··· EXTRACTED DATA

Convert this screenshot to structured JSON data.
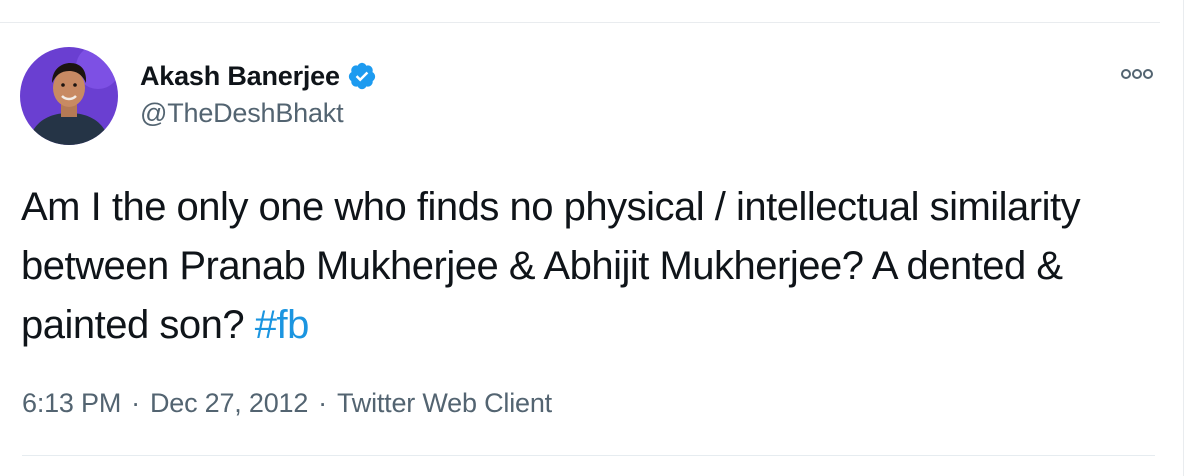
{
  "user": {
    "display_name": "Akash Banerjee",
    "handle": "@TheDeshBhakt",
    "verified": true
  },
  "tweet": {
    "text_main": "Am I the only one who finds no physical / intellectual similarity between Pranab Mukherjee & Abhijit Mukherjee? A dented & painted son? ",
    "hashtag": "#fb"
  },
  "meta": {
    "time": "6:13 PM",
    "separator": "·",
    "date": "Dec 27, 2012",
    "client": "Twitter Web Client"
  },
  "icons": {
    "verified": "verified-badge-icon",
    "more": "more-options-icon"
  },
  "colors": {
    "accent": "#1b95e0",
    "text": "#0f1419",
    "muted": "#536471",
    "verified": "#1d9bf0",
    "avatar_bg": "#6a3fd1"
  }
}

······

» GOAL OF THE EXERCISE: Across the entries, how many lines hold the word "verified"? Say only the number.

» YOUR SOLUTION: 3